There is always an eye catching and impressive before-after photo.
The before photo generally shows the unsmiling face (not here though! – see below) and the classic large belly.
The after photo shows a bright smiley face with either an exposed torso or the person standing in a pair of their old ill fitting trousers!
There are many different exercise programmes and diets but generally the key reason the programmes fail is because people give up.
Thinking about this, I wonder: is the act of standing in front of the camera – embarrassed and ashamed – and getting a photo taken a key factor in cementing someone’s commitment to stick to an exercise/diet plan?
In the goal-setting/ life coaching business, announcing your goals as a public statement of intent is quoted by leading experts as one of the cornerstones of reaching goals and achieving success. Is that what the before photo does?
So, alongside the weigh in, should anyone looking to get healthier and lose weight/ exercise get a set of before shots to paste around their house? If we want to have the ‘after-shot physique’, perhaps the starting point on that journey is actually taking some before-shots!
What lessons can clinicians take?

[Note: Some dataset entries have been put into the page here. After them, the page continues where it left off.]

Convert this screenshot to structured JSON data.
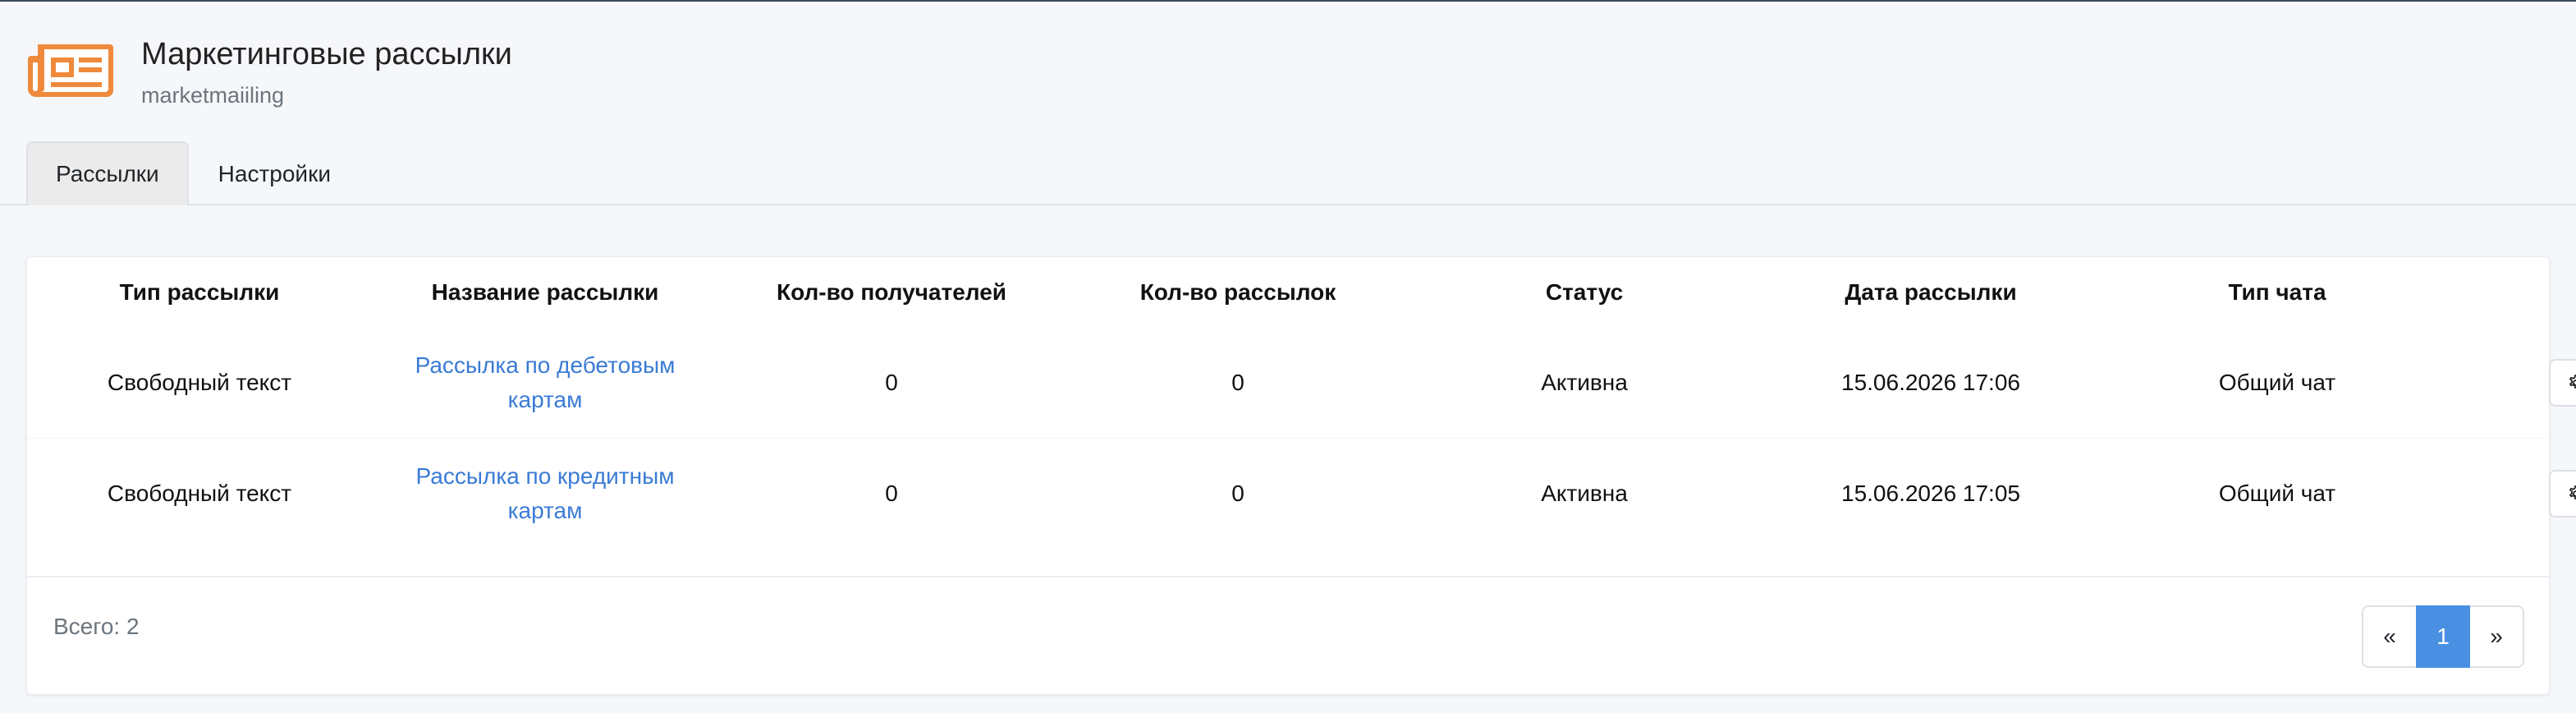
{
  "header": {
    "title": "Маркетинговые рассылки",
    "subtitle": "marketmaiiling",
    "icon": "newspaper-icon",
    "accent_color": "#ef8a3c"
  },
  "tabs": [
    {
      "label": "Рассылки",
      "active": true
    },
    {
      "label": "Настройки",
      "active": false
    }
  ],
  "table": {
    "columns": [
      "Тип рассылки",
      "Название рассылки",
      "Кол-во получателей",
      "Кол-во рассылок",
      "Статус",
      "Дата рассылки",
      "Тип чата"
    ],
    "rows": [
      {
        "type": "Свободный текст",
        "name": "Рассылка по дебетовым картам",
        "recipients": "0",
        "count": "0",
        "status": "Активна",
        "date": "15.06.2026 17:06",
        "chat_type": "Общий чат",
        "action_icon": "gear-icon"
      },
      {
        "type": "Свободный текст",
        "name": "Рассылка по кредитным картам",
        "recipients": "0",
        "count": "0",
        "status": "Активна",
        "date": "15.06.2026 17:05",
        "chat_type": "Общий чат",
        "action_icon": "gear-icon"
      }
    ]
  },
  "footer": {
    "total": "Всего: 2"
  },
  "pagination": {
    "prev": "«",
    "current": "1",
    "next": "»",
    "active_color": "#4a90e2"
  },
  "colors": {
    "link": "#3a7bd5",
    "background": "#f5f7fa"
  }
}
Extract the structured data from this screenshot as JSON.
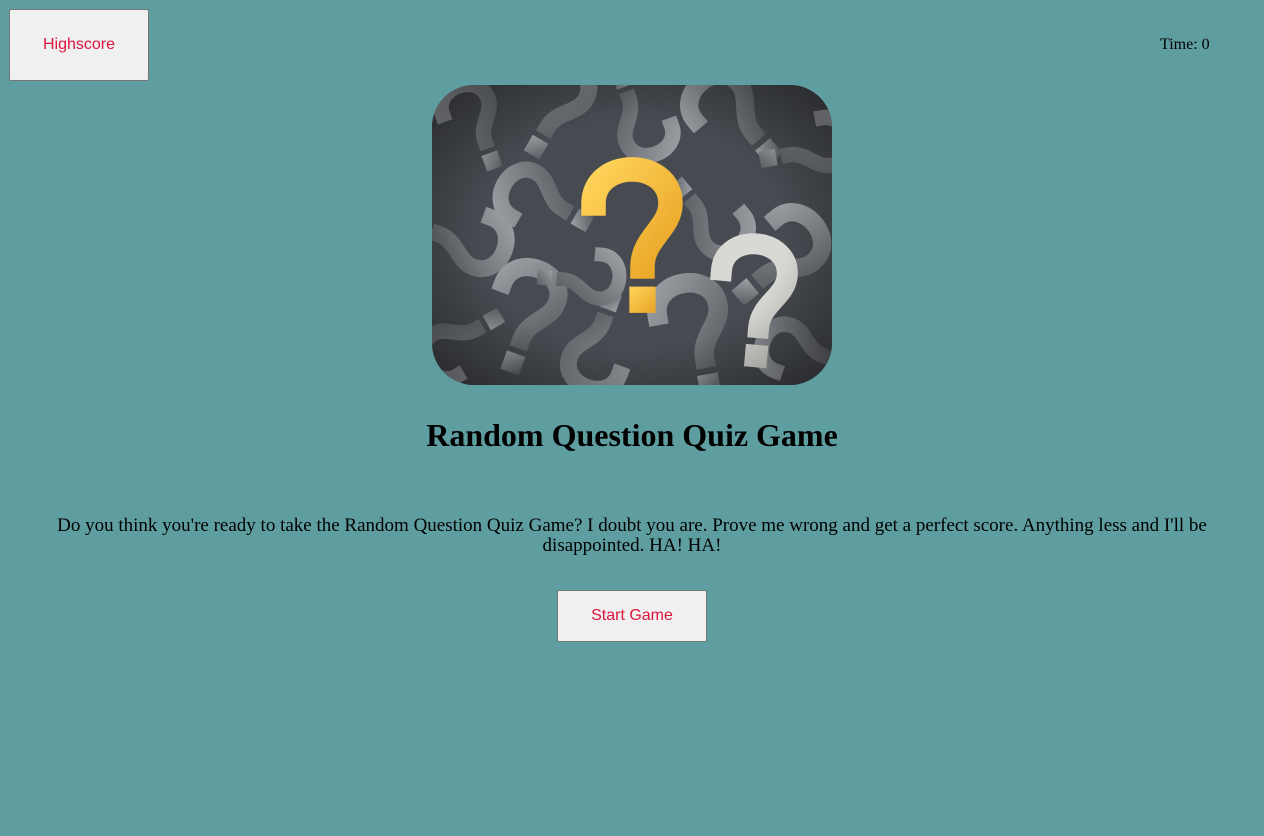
{
  "header": {
    "highscore_label": "Highscore",
    "time_label": "Time:",
    "time_value": "0"
  },
  "main": {
    "title": "Random Question Quiz Game",
    "intro": "Do you think you're ready to take the Random Question Quiz Game? I doubt you are. Prove me wrong and get a perfect score. Anything less and I'll be disappointed. HA! HA!",
    "start_label": "Start Game"
  },
  "colors": {
    "background": "#5f9ea0",
    "button_text": "#dc143c",
    "button_bg": "#f0f0f0",
    "accent_question_mark": "#f7bf3c"
  }
}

With easy access digital photography at our fingertips, could clinicians make more routine use of before shots to show starting posture and weight and thus help patients comply to a given exercise/rehab/posture corrections programme?
‘This is how you look now, here is the goal and this is how we want you to look’ As one saying goes ‘if you can see it, you can believe it’ and another says ‘if you can believe it you can achieve it’.
If you have an opinion, you can use the comment box below.
PS – In the photo I use above, the before shot actually shows the guy smiling … hmmm. I wonder, in taking the photo is that he knows what he is committing himself to do and he is smiling because he is excited by that prospect? I think that he has faith in the programme and by taking the photo he is committing himself to the end goal.
Often improvements in health are subtle and are revealed by the change in someone’s face. Patients can forget what they were like when they started, so this may really help them appreciate what you have done for them.
PPS This thought occurred to me as I wrote an earlier post about using Wall Calendars to help boost exercise compliance for spinal rehabilitation. I applied the idea from the Insanity Exercise Programme http://www.beachbody.com/product/fitness_programs/insanity.do?e=5b
Author: Stephen Small
Director, Steadfast Clinics Ltd
Steadfast Clinics is the international distributor of IDD Therapy spinal decompression, SDS SPINA, Accu SPINA devices, Thermedic FAR infrared therapy systems and HydroMassage machine